For example, take a woman who isn’t comfortable in her own body. Sometimes what may happen is that as she becomes dissatisfied with her own attempts to control how her body feels, she takes it out on others in order to see more instant results. Now, is that something she chooses to do all the time intentionally? No, but it can reek of the idea that those who feel powerless go picking on someone weaker to feel better about themselves.

How about the guy who feels that he is a high roller and has to live above his means? Flashing money and possessions that he knows his income cannot sustain long-term, just to look like “the man who is large and in charge”? Just like many other things, that sort of approach is unsustainable. So when he finds someone who loves him first and then his “means” second, he may not be able to handle it.

Now in the article above, we may never fully know the personality of the guy. Could he have been a cheating dog worthy of a PI probe? Probably. But he could also be the object of a jealous girl’s affection.

In this game of love you cannot fully account for all scenarios. But what can account for are our own insecurities. If you address them and the person still leaves, then maybe they were not for you. But if you don’t take the time to address them, then you’re doing two people no favors: your partner and yourself.


Vice: A Naked Truth

“No one ever suddenly became depraved.”Juvenal 60-130 AD


New Beginnings, Familiar Surroundings

For the record, it’s been a while since I posted regularly here, and with good reason. There have been some changes at work recently and now that the dust is starting to settle, it’s time to take stock and share some recent observations.

One bit of work related advice an old mentor gave me a long time ago was that as you go through your career, setting and adjusting your goals are essential. Now, that might not be an earth shattering piece of news, but if one takes that stuff seriously, it helps you to keep your current job and complacency in proper perspective.

My mentor when I started asking questions about this piece of advice broke it down for me one step further:

  • Write out your goals once you get a job, or ideally before you start your job search.
  • Decide on the skills you want to build on, and the ones you want to acquire.
  • Also, decide on how much of those goals you need to accomplish before you take the list down and reassess where things stand for you.
  • Figure out how often you want to look at the list as a check in
  • Once you’ve hit the number of goals you wanted to achieve, stop and reassess things. Depending on what you find, you either consolidate and settle at this job, or start to look to move on – albeit in a smarter, graceful manner.

Ever had that one friend, or family member or coworker who kept talking about how much they wanted to leave their job and NEVER did?

The idea behind the approach described by my mentor is that it helps you to better manage things such as goals, dreams, being comfortable in a work environment and complacency. Life will often come into play, and that’s unavoidable. But if you have your goals laid out and written down, it can help in the decision-making process.

For me, I was able to revisit my list recently and realized that I got to a point where I was hitting most of the stuff on my list and it was necessary to make some changes. Do I have this down to a science? No. But sometimes you have to find the best way to be honest to yourself and stay on top of your goals.
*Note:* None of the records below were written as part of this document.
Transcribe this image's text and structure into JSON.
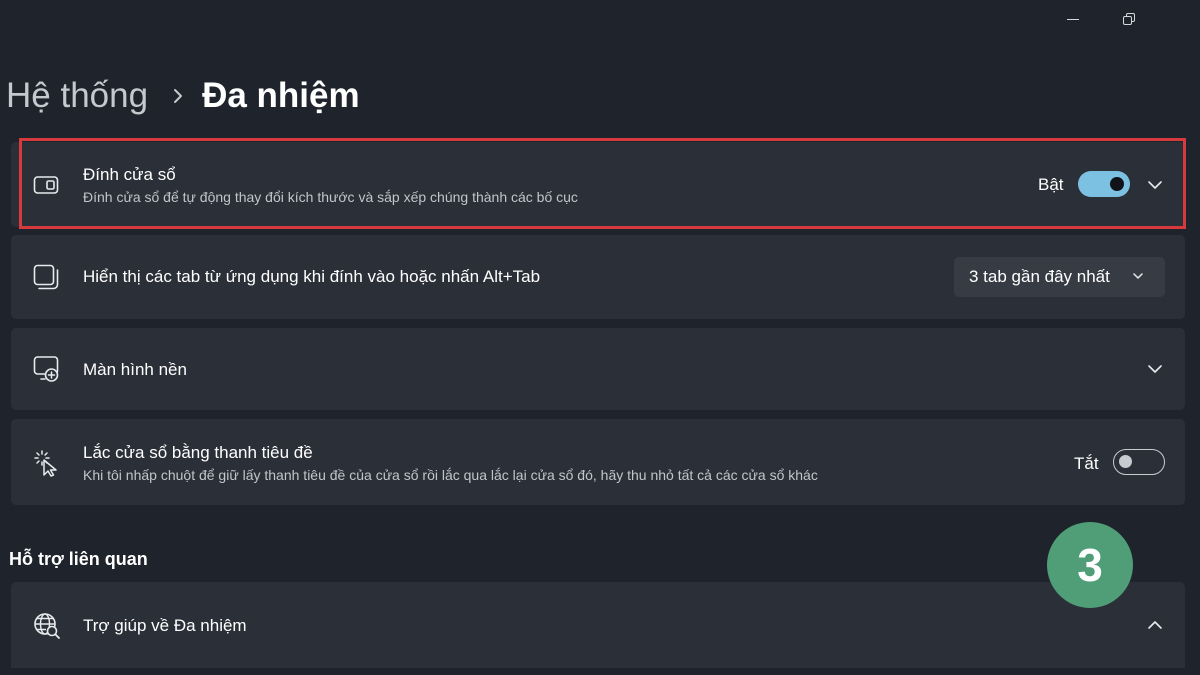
{
  "breadcrumb": {
    "parent": "Hệ thống",
    "current": "Đa nhiệm"
  },
  "settings": {
    "snap_windows": {
      "title": "Đính cửa sổ",
      "description": "Đính cửa sổ để tự động thay đổi kích thước và sắp xếp chúng thành các bố cục",
      "state_label": "Bật",
      "enabled": true,
      "icon": "snap-window-icon"
    },
    "alt_tab": {
      "title": "Hiển thị các tab từ ứng dụng khi đính vào hoặc nhấn Alt+Tab",
      "selected_option": "3 tab gần đây nhất",
      "icon": "tabs-window-icon"
    },
    "desktops": {
      "title": "Màn hình nền",
      "icon": "desktop-add-icon"
    },
    "title_bar_shake": {
      "title": "Lắc cửa sổ bằng thanh tiêu đề",
      "description": "Khi tôi nhấp chuột để giữ lấy thanh tiêu đề của cửa sổ rồi lắc qua lắc lại cửa sổ đó, hãy thu nhỏ tất cả các cửa sổ khác",
      "state_label": "Tắt",
      "enabled": false,
      "icon": "shake-cursor-icon"
    }
  },
  "related_support": {
    "heading": "Hỗ trợ liên quan",
    "items": [
      {
        "title": "Trợ giúp về Đa nhiệm",
        "icon": "globe-search-icon",
        "expanded": true
      }
    ]
  },
  "annotation": {
    "step_number": "3",
    "badge_color": "#4f9e78",
    "highlight_color": "#d63a3d"
  },
  "colors": {
    "background": "#1f232b",
    "card": "#2b2f37",
    "accent": "#7cc1e2"
  }
}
After all, if you’ve got one life to love, why not get the most of it by being the best at what you believe you can be?


One of Love’s Most Guarded Secrets…
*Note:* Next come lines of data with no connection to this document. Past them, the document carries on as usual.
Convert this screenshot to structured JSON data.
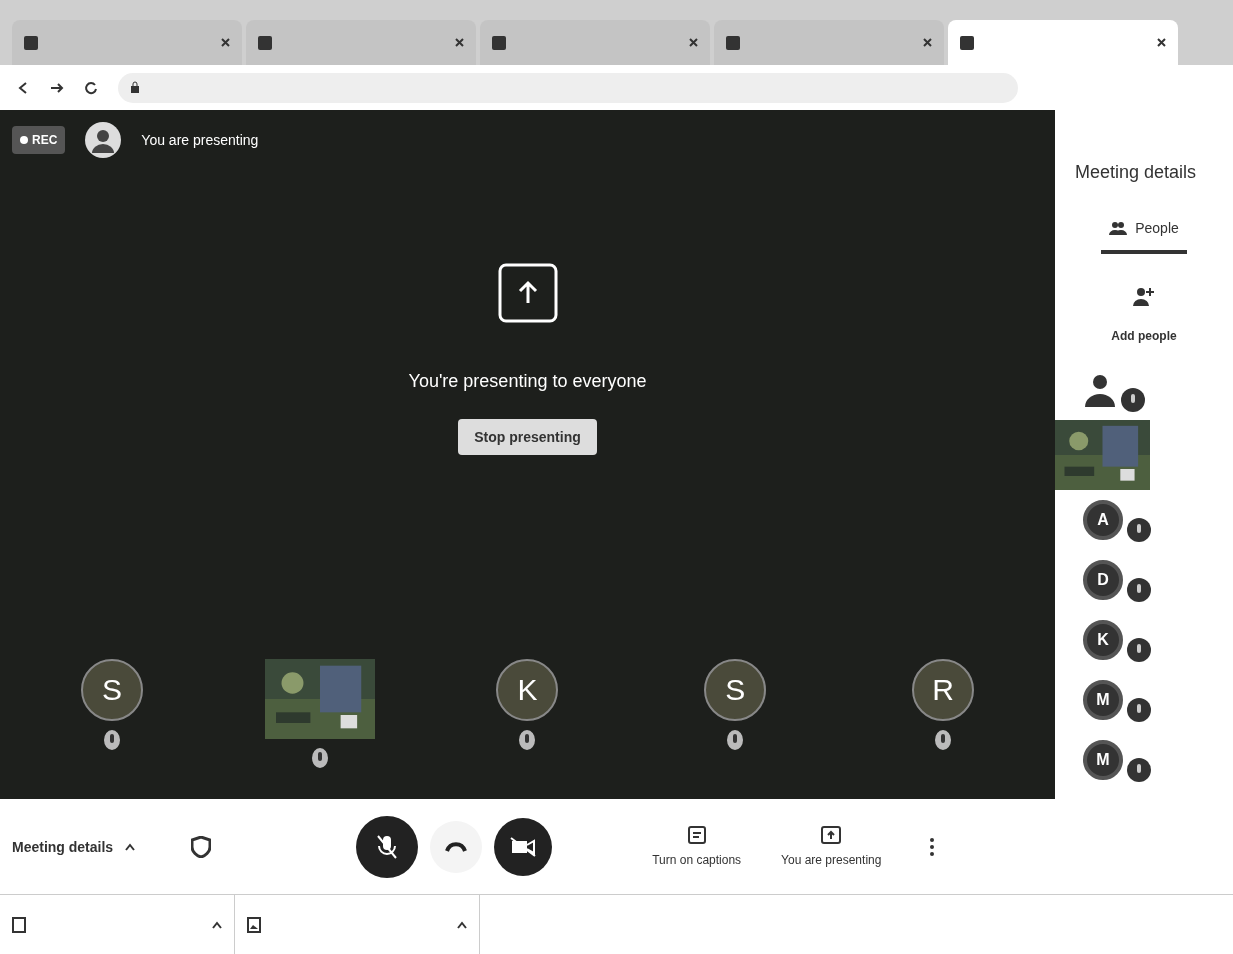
{
  "browser": {
    "tabs": [
      {
        "selected": false
      },
      {
        "selected": false
      },
      {
        "selected": false
      },
      {
        "selected": false
      },
      {
        "selected": true
      }
    ]
  },
  "meeting": {
    "rec_label": "REC",
    "presenter_note": "You are presenting",
    "message": "You're presenting to everyone",
    "stop_button": "Stop presenting",
    "tiles": [
      {
        "kind": "avatar",
        "initial": "S"
      },
      {
        "kind": "picture"
      },
      {
        "kind": "avatar",
        "initial": "K"
      },
      {
        "kind": "avatar",
        "initial": "S"
      },
      {
        "kind": "avatar",
        "initial": "R"
      }
    ]
  },
  "sidebar": {
    "title": "Meeting details",
    "tab": "People",
    "add_label": "Add people",
    "participants": [
      {
        "kind": "person"
      },
      {
        "kind": "picture"
      },
      {
        "kind": "avatar",
        "initial": "A"
      },
      {
        "kind": "avatar",
        "initial": "D"
      },
      {
        "kind": "avatar",
        "initial": "K"
      },
      {
        "kind": "avatar",
        "initial": "M"
      },
      {
        "kind": "avatar",
        "initial": "M"
      }
    ]
  },
  "controls": {
    "details_label": "Meeting details",
    "captions_label": "Turn on captions",
    "presenting_label": "You are presenting"
  }
}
“You know very well that love is, above all, the gift of oneself.”Jean Anouilh 1910-87